In addition to the main sound system, Lydrommet also supplied a collection of JBL ceiling speakers, these are dispersed around the communal areas of the building – the lobby, kitchen and meeting rooms. These are also slaved to the Soundweb processor and driven by Crown CDI amplifiers. In the ceiling of the conference room are hung a pair of microphones, and their signal is mixed with the direct signal from the mixing desk. This output is then played throughout the building. If the PA sound system is switched on, the audience microphones are ducked and the dry sound from the PA is played throughout.

The promotional movie, which raised a significant portion of the funds required for the conference centre, has greatly coloured the choice of equipment and also the installation process itself. Elaqus project manager Jan-Stefan Hansen described the AV system he installed.

“The video system consists of three large electronic screens, each is six metres wide and this makes for a continuous display of 18 metres. WE had to align the three F30+’s very, very carefully to make sure that the image was completely seemless when we played the film across all the screen – there’s no edgeblending or masking involved here. It’s actually three separate movies, on three PCs which are keylocked together. The movie was produced by a specialist company called KIB Media, which also provided a piece of proprietary software to sync all three movies.

“Each screen is running at 1920 x 1080, full HD, so we used a DVI over fibre solution to take signals to each projector. The reason for not adopting an edge-blending solution is that we really only need the full, 18-metre screen to behave as a single display for the purposes of the movie. In a conference setting, visitors can use some, all or none of the projection surface. It’s up to them.”

Sources for conference use can be DVD players, mounted in the stage rack for convenience, or there are a number of wall panels where one can plug in VGA or component video sources. These are switched through Kramer composite video and RGBHV switchers.

Central to the thinking behind the system design is the multipurpose nature of the hall. Whilst it is mainly used by the Church, three or four times a week, it also has to pay for its own upkeep. It can be rented out as a conference centre to businesses, and in these situations it is advantageous for the system to be as user friendly as possible – DKM Stord didn’t want to have to provide a technician for every event.

For this reason, everything including the lighting, Soundweb processors, projection system and electronic screens are all controlled via a Crestron control system. The centre’s technical staff can pre-configure the system for a particular event and then simply hand the client one of the TPS-4000 touch-panels to run the show.

The central controller is an AV2 processor, which is operated by one of two touch panels, or by auxiliary, wall-mounted CNX-BF12W key pads. The controller is paired with a CGDMX unit to allow it to interface with the lighting dimmers via DMX.
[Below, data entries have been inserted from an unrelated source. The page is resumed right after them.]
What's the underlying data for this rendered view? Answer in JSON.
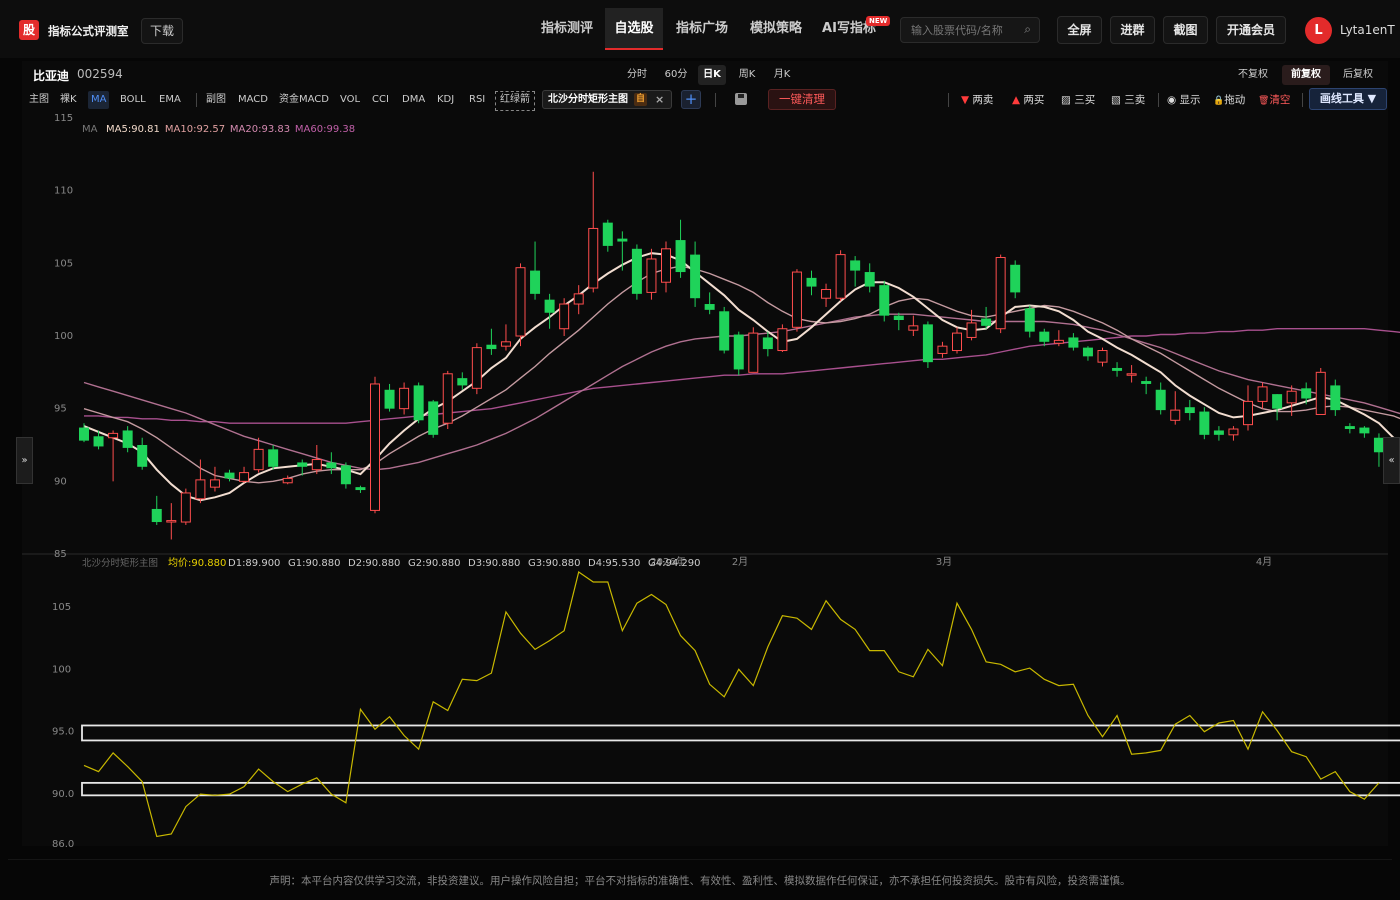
{
  "app": {
    "logo_char": "股",
    "title": "指标公式评测室",
    "download_label": "下载"
  },
  "nav": [
    {
      "label": "指标测评",
      "active": false
    },
    {
      "label": "自选股",
      "active": true
    },
    {
      "label": "指标广场",
      "active": false
    },
    {
      "label": "模拟策略",
      "active": false
    },
    {
      "label": "AI写指标",
      "active": false
    }
  ],
  "new_badge": "NEW",
  "search": {
    "placeholder": "输入股票代码/名称"
  },
  "top_buttons": [
    "全屏",
    "进群",
    "截图",
    "开通会员"
  ],
  "user": {
    "avatar_char": "L",
    "name": "Lyta1enT"
  },
  "stock": {
    "name": "比亚迪",
    "code": "002594"
  },
  "periods": [
    {
      "label": "分时",
      "active": false
    },
    {
      "label": "60分",
      "active": false
    },
    {
      "label": "日K",
      "active": true
    },
    {
      "label": "周K",
      "active": false
    },
    {
      "label": "月K",
      "active": false
    }
  ],
  "adjust": [
    {
      "label": "不复权",
      "active": false
    },
    {
      "label": "前复权",
      "active": true
    },
    {
      "label": "后复权",
      "active": false
    }
  ],
  "indicators": [
    "主图",
    "裸K",
    "MA",
    "BOLL",
    "EMA",
    "副图",
    "MACD",
    "资金MACD",
    "VOL",
    "CCI",
    "DMA",
    "KDJ",
    "RSI",
    "红绿箭"
  ],
  "active_indicator": "MA",
  "custom_indicator": {
    "label": "北沙分时矩形主图",
    "mark": "自",
    "close": "×"
  },
  "add_label": "+",
  "clear_label": "一键清理",
  "actions": [
    {
      "label": "两卖",
      "icon": "▼",
      "color": "#ff3b3b"
    },
    {
      "label": "两买",
      "icon": "▲",
      "color": "#ff3b3b"
    },
    {
      "label": "三买",
      "icon": "▨",
      "color": "#ccc"
    },
    {
      "label": "三卖",
      "icon": "▧",
      "color": "#ccc"
    },
    {
      "label": "显示",
      "icon": "◉",
      "color": "#ccc"
    },
    {
      "label": "拖动",
      "icon": "🔒",
      "color": "#e8b83a"
    },
    {
      "label": "清空",
      "icon": "🗑",
      "color": "#ff5a5a"
    }
  ],
  "draw_tool_label": "画线工具 ▼",
  "side_left": "»",
  "side_right": "«",
  "ma_legend": {
    "prefix": "MA",
    "items": [
      {
        "label": "MA5:90.81",
        "color": "#f0d8c8"
      },
      {
        "label": "MA10:92.57",
        "color": "#e0a0a0"
      },
      {
        "label": "MA20:93.83",
        "color": "#d48ab0"
      },
      {
        "label": "MA60:99.38",
        "color": "#c060a8"
      }
    ]
  },
  "sub_legend": {
    "title": "北沙分时矩形主图",
    "items": [
      {
        "label": "均价:90.880",
        "color": "#e8d000"
      },
      {
        "label": "D1:89.900",
        "color": "#ccc"
      },
      {
        "label": "G1:90.880",
        "color": "#ccc"
      },
      {
        "label": "D2:90.880",
        "color": "#ccc"
      },
      {
        "label": "G2:90.880",
        "color": "#ccc"
      },
      {
        "label": "D3:90.880",
        "color": "#ccc"
      },
      {
        "label": "G3:90.880",
        "color": "#ccc"
      },
      {
        "label": "D4:95.530",
        "color": "#ccc"
      },
      {
        "label": "G4:94.290",
        "color": "#ccc"
      }
    ]
  },
  "main_axis": {
    "ticks": [
      "115",
      "110",
      "105",
      "100",
      "95",
      "90",
      "85"
    ],
    "values": [
      115,
      110,
      105,
      100,
      95,
      90,
      85
    ]
  },
  "sub_axis": {
    "ticks": [
      "105",
      "100",
      "95.0",
      "90.0",
      "86.0"
    ],
    "values": [
      105,
      100,
      95,
      90,
      86
    ]
  },
  "month_labels": [
    "2026年",
    "2月",
    "3月",
    "4月"
  ],
  "chart_data": {
    "type": "candlestick",
    "candles": [
      [
        93.7,
        92.8,
        94.0,
        92.7
      ],
      [
        93.1,
        92.4,
        93.5,
        92.2
      ],
      [
        93.0,
        93.3,
        93.5,
        90.0
      ],
      [
        93.5,
        92.3,
        93.8,
        92.0
      ],
      [
        92.5,
        91.0,
        93.0,
        90.8
      ],
      [
        88.1,
        87.2,
        89.0,
        87.0
      ],
      [
        87.2,
        87.3,
        88.5,
        86.0
      ],
      [
        87.2,
        89.2,
        89.5,
        87.0
      ],
      [
        88.8,
        90.1,
        91.5,
        88.5
      ],
      [
        89.6,
        90.1,
        91.0,
        89.3
      ],
      [
        90.6,
        90.2,
        90.8,
        90.0
      ],
      [
        90.0,
        90.6,
        91.0,
        89.9
      ],
      [
        90.8,
        92.2,
        93.0,
        90.6
      ],
      [
        92.2,
        91.0,
        92.5,
        90.8
      ],
      [
        89.9,
        90.2,
        90.4,
        89.8
      ],
      [
        91.3,
        91.0,
        91.5,
        90.4
      ],
      [
        90.8,
        91.5,
        92.5,
        90.5
      ],
      [
        91.3,
        90.9,
        92.0,
        90.5
      ],
      [
        91.1,
        89.8,
        91.3,
        89.5
      ],
      [
        89.6,
        89.4,
        89.7,
        89.2
      ],
      [
        88.0,
        96.7,
        97.2,
        87.8
      ],
      [
        96.3,
        95.0,
        96.7,
        94.8
      ],
      [
        95.0,
        96.4,
        96.8,
        94.6
      ],
      [
        96.6,
        94.2,
        96.8,
        94.0
      ],
      [
        95.5,
        93.2,
        95.6,
        93.0
      ],
      [
        94.0,
        97.4,
        97.6,
        93.6
      ],
      [
        97.1,
        96.6,
        97.5,
        96.3
      ],
      [
        96.4,
        99.2,
        99.5,
        96.0
      ],
      [
        99.4,
        99.1,
        100.5,
        98.7
      ],
      [
        99.3,
        99.6,
        100.8,
        99.0
      ],
      [
        100.0,
        104.7,
        105.0,
        99.3
      ],
      [
        104.5,
        102.9,
        106.5,
        102.5
      ],
      [
        102.5,
        101.6,
        102.9,
        100.5
      ],
      [
        100.5,
        102.2,
        102.6,
        100.0
      ],
      [
        102.2,
        102.9,
        103.5,
        101.5
      ],
      [
        103.3,
        107.4,
        111.3,
        103.0
      ],
      [
        107.8,
        106.2,
        108.0,
        105.8
      ],
      [
        106.7,
        106.5,
        107.2,
        104.5
      ],
      [
        106.0,
        102.9,
        106.3,
        102.5
      ],
      [
        103.0,
        105.3,
        106.0,
        102.5
      ],
      [
        103.7,
        106.0,
        106.5,
        103.0
      ],
      [
        106.6,
        104.4,
        108.0,
        104.0
      ],
      [
        105.6,
        102.6,
        106.5,
        102.0
      ],
      [
        102.2,
        101.8,
        103.0,
        101.5
      ],
      [
        101.7,
        99.0,
        102.0,
        98.8
      ],
      [
        100.1,
        97.7,
        100.3,
        97.3
      ],
      [
        97.5,
        100.2,
        100.6,
        97.5
      ],
      [
        99.9,
        99.1,
        100.3,
        98.6
      ],
      [
        99.0,
        100.5,
        100.8,
        98.9
      ],
      [
        100.6,
        104.4,
        104.6,
        100.3
      ],
      [
        104.0,
        103.4,
        104.5,
        102.8
      ],
      [
        102.6,
        103.2,
        103.6,
        102.0
      ],
      [
        102.6,
        105.6,
        105.9,
        102.4
      ],
      [
        105.2,
        104.5,
        105.5,
        103.4
      ],
      [
        104.4,
        103.4,
        105.0,
        103.0
      ],
      [
        103.5,
        101.4,
        103.8,
        101.0
      ],
      [
        101.4,
        101.1,
        101.6,
        100.4
      ],
      [
        100.4,
        100.7,
        101.4,
        100.0
      ],
      [
        100.8,
        98.2,
        101.0,
        97.8
      ],
      [
        98.8,
        99.3,
        99.6,
        98.5
      ],
      [
        99.0,
        100.2,
        100.6,
        98.8
      ],
      [
        99.9,
        100.9,
        101.8,
        99.7
      ],
      [
        101.2,
        100.7,
        102.0,
        100.5
      ],
      [
        100.5,
        105.4,
        105.6,
        100.2
      ],
      [
        104.9,
        103.0,
        105.2,
        102.6
      ],
      [
        101.9,
        100.3,
        102.1,
        99.9
      ],
      [
        100.3,
        99.6,
        100.5,
        99.3
      ],
      [
        99.5,
        99.7,
        100.4,
        99.3
      ],
      [
        99.9,
        99.2,
        100.2,
        99.0
      ],
      [
        99.2,
        98.6,
        99.3,
        98.3
      ],
      [
        98.2,
        99.0,
        99.2,
        97.9
      ],
      [
        97.8,
        97.6,
        98.2,
        97.2
      ],
      [
        97.3,
        97.4,
        98.0,
        96.8
      ],
      [
        96.9,
        96.7,
        97.2,
        96.0
      ],
      [
        96.3,
        94.9,
        96.8,
        94.6
      ],
      [
        94.2,
        94.9,
        96.2,
        93.9
      ],
      [
        95.1,
        94.7,
        95.6,
        94.2
      ],
      [
        94.8,
        93.2,
        95.1,
        92.9
      ],
      [
        93.5,
        93.2,
        93.8,
        92.8
      ],
      [
        93.2,
        93.6,
        93.8,
        92.8
      ],
      [
        93.9,
        95.5,
        96.6,
        93.5
      ],
      [
        95.5,
        96.5,
        96.8,
        95.0
      ],
      [
        96.0,
        95.0,
        96.0,
        94.2
      ],
      [
        95.4,
        96.2,
        96.6,
        94.5
      ],
      [
        96.4,
        95.7,
        96.8,
        95.3
      ],
      [
        94.6,
        97.5,
        97.8,
        94.6
      ],
      [
        96.6,
        94.9,
        97.0,
        94.5
      ],
      [
        93.8,
        93.6,
        94.0,
        93.3
      ],
      [
        93.7,
        93.3,
        93.8,
        93.0
      ],
      [
        93.0,
        92.0,
        93.3,
        91.0
      ],
      [
        91.0,
        91.2,
        91.5,
        90.0
      ],
      [
        91.5,
        92.0,
        92.2,
        90.0
      ],
      [
        90.8,
        90.4,
        91.0,
        89.6
      ],
      [
        90.3,
        90.0,
        90.6,
        89.2
      ],
      [
        90.2,
        90.7,
        91.2,
        89.8
      ]
    ],
    "ma5": [
      93.8,
      93.4,
      93.0,
      92.6,
      92.0,
      90.8,
      89.8,
      89.0,
      88.7,
      88.9,
      89.2,
      89.9,
      90.5,
      90.9,
      91.0,
      91.1,
      91.2,
      91.0,
      90.8,
      90.5,
      91.5,
      92.6,
      93.5,
      94.3,
      95.0,
      95.5,
      96.2,
      96.9,
      97.8,
      98.5,
      99.8,
      100.6,
      101.3,
      102.1,
      102.8,
      103.6,
      104.3,
      104.9,
      105.4,
      105.7,
      105.6,
      105.2,
      104.4,
      103.6,
      102.8,
      101.8,
      101.1,
      100.3,
      99.6,
      99.8,
      100.6,
      101.5,
      102.4,
      103.2,
      103.7,
      103.7,
      103.3,
      102.7,
      101.9,
      101.1,
      100.6,
      100.4,
      100.5,
      101.3,
      102.0,
      102.1,
      102.0,
      101.7,
      101.1,
      100.3,
      99.8,
      99.2,
      98.7,
      98.1,
      97.5,
      96.6,
      95.9,
      95.3,
      94.7,
      94.4,
      94.5,
      94.7,
      94.9,
      95.2,
      95.5,
      95.8,
      95.6,
      95.1,
      94.6,
      94.0,
      93.0,
      92.2,
      91.4,
      90.8,
      90.7
    ],
    "ma10": [
      95.0,
      94.7,
      94.4,
      94.1,
      93.6,
      93.0,
      92.3,
      91.6,
      90.9,
      90.4,
      90.2,
      90.0,
      89.9,
      90.0,
      90.2,
      90.5,
      90.7,
      90.8,
      90.8,
      90.8,
      91.2,
      91.9,
      92.5,
      93.1,
      93.6,
      94.0,
      94.5,
      95.1,
      95.7,
      96.3,
      97.1,
      97.9,
      98.8,
      99.6,
      100.4,
      101.3,
      102.2,
      103.0,
      103.7,
      104.3,
      104.6,
      104.8,
      104.6,
      104.3,
      103.9,
      103.5,
      103.0,
      102.3,
      101.7,
      101.2,
      101.0,
      100.9,
      101.0,
      101.2,
      101.5,
      102.0,
      102.4,
      102.6,
      102.5,
      102.1,
      101.7,
      101.4,
      101.3,
      101.5,
      101.7,
      101.9,
      102.1,
      102.0,
      101.7,
      101.3,
      100.9,
      100.4,
      99.8,
      99.3,
      98.8,
      98.2,
      97.6,
      97.0,
      96.4,
      95.9,
      95.4,
      95.0,
      94.8,
      94.8,
      94.9,
      95.1,
      95.2,
      95.1,
      94.9,
      94.7,
      94.5,
      94.1,
      93.6,
      93.0,
      92.6
    ],
    "ma20": [
      96.8,
      96.5,
      96.2,
      95.9,
      95.6,
      95.3,
      95.0,
      94.7,
      94.3,
      93.9,
      93.5,
      93.1,
      92.8,
      92.5,
      92.2,
      91.9,
      91.6,
      91.3,
      91.1,
      90.9,
      90.8,
      90.9,
      91.1,
      91.3,
      91.6,
      91.9,
      92.2,
      92.5,
      92.9,
      93.3,
      93.8,
      94.3,
      94.9,
      95.5,
      96.1,
      96.7,
      97.3,
      97.9,
      98.4,
      98.9,
      99.3,
      99.6,
      99.8,
      99.9,
      100.0,
      100.0,
      100.1,
      100.2,
      100.3,
      100.5,
      100.7,
      100.9,
      101.1,
      101.3,
      101.4,
      101.5,
      101.5,
      101.5,
      101.4,
      101.3,
      101.2,
      101.1,
      101.0,
      101.0,
      101.0,
      101.0,
      101.0,
      100.9,
      100.8,
      100.6,
      100.4,
      100.1,
      99.8,
      99.5,
      99.2,
      98.8,
      98.4,
      98.0,
      97.6,
      97.3,
      97.0,
      96.8,
      96.6,
      96.4,
      96.2,
      96.0,
      95.8,
      95.6,
      95.4,
      95.1,
      94.8,
      94.5,
      94.2,
      93.9,
      93.8
    ],
    "ma60": [
      94.5,
      94.5,
      94.4,
      94.4,
      94.3,
      94.3,
      94.2,
      94.2,
      94.1,
      94.1,
      94.0,
      94.0,
      94.0,
      94.0,
      94.0,
      94.0,
      94.0,
      94.0,
      94.0,
      94.1,
      94.2,
      94.3,
      94.4,
      94.5,
      94.6,
      94.7,
      94.8,
      94.9,
      95.0,
      95.2,
      95.4,
      95.6,
      95.8,
      96.0,
      96.2,
      96.4,
      96.5,
      96.6,
      96.7,
      96.8,
      96.9,
      97.0,
      97.1,
      97.2,
      97.3,
      97.3,
      97.4,
      97.4,
      97.4,
      97.5,
      97.6,
      97.7,
      97.8,
      97.9,
      98.0,
      98.1,
      98.2,
      98.3,
      98.4,
      98.4,
      98.5,
      98.6,
      98.7,
      98.9,
      99.1,
      99.3,
      99.4,
      99.5,
      99.6,
      99.7,
      99.8,
      99.9,
      100.0,
      100.0,
      100.1,
      100.1,
      100.2,
      100.2,
      100.3,
      100.3,
      100.4,
      100.4,
      100.5,
      100.5,
      100.5,
      100.5,
      100.5,
      100.5,
      100.5,
      100.4,
      100.3,
      100.2,
      100.0,
      99.8,
      99.4
    ],
    "sub_line": [
      92.3,
      91.8,
      93.3,
      92.2,
      91.0,
      86.6,
      86.8,
      89.0,
      90.0,
      89.9,
      90.0,
      90.6,
      92.0,
      91.0,
      90.2,
      90.8,
      91.3,
      90.0,
      89.3,
      96.8,
      95.2,
      96.2,
      94.7,
      93.6,
      97.4,
      96.7,
      99.2,
      99.1,
      99.7,
      104.6,
      102.9,
      101.6,
      102.3,
      103.1,
      107.8,
      107.0,
      107.0,
      103.1,
      105.3,
      106.0,
      105.2,
      102.7,
      101.5,
      98.8,
      97.8,
      100.0,
      98.7,
      101.8,
      104.3,
      104.1,
      103.2,
      105.5,
      104.0,
      103.2,
      101.5,
      101.5,
      99.8,
      99.4,
      101.6,
      100.3,
      105.3,
      103.2,
      100.6,
      100.4,
      99.8,
      100.1,
      99.2,
      98.7,
      98.8,
      96.3,
      94.6,
      96.3,
      93.2,
      93.3,
      93.5,
      95.6,
      96.3,
      95.0,
      95.7,
      95.9,
      93.6,
      96.6,
      95.1,
      93.4,
      93.0,
      91.2,
      91.8,
      90.2,
      89.6,
      90.9
    ],
    "rectangles": [
      {
        "top": 95.5,
        "bottom": 94.3,
        "from": 0,
        "to": 94
      },
      {
        "top": 90.9,
        "bottom": 89.9,
        "from": 0,
        "to": 94
      }
    ]
  }
}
Last but not least, the conference centre is equipped with a video production suite. Proceedings in the hall can be recorded on three Sony BRC-300 PTZ cameras, which are operated with the RM-BR300 controller. There are also additional floor boxes allowing for further, tripod-mounted cameras to be used for key functions. The main control room houses the production equipment, including Sony preview monitors and a DV player. It is also provided with a Panasonic AW-SW350 video switcher.

Most of the installation work was carried out by DKM’s own technical services team. The church has a number of technicians, however they hired Lydrommet to design, fine tune and commission the sound system, as well as supplying the equipment in the first place.

The finished project is certainly light-years on from what was available to both the church and the local community, offering a full range of services from live performance, to religious meetings and youth events.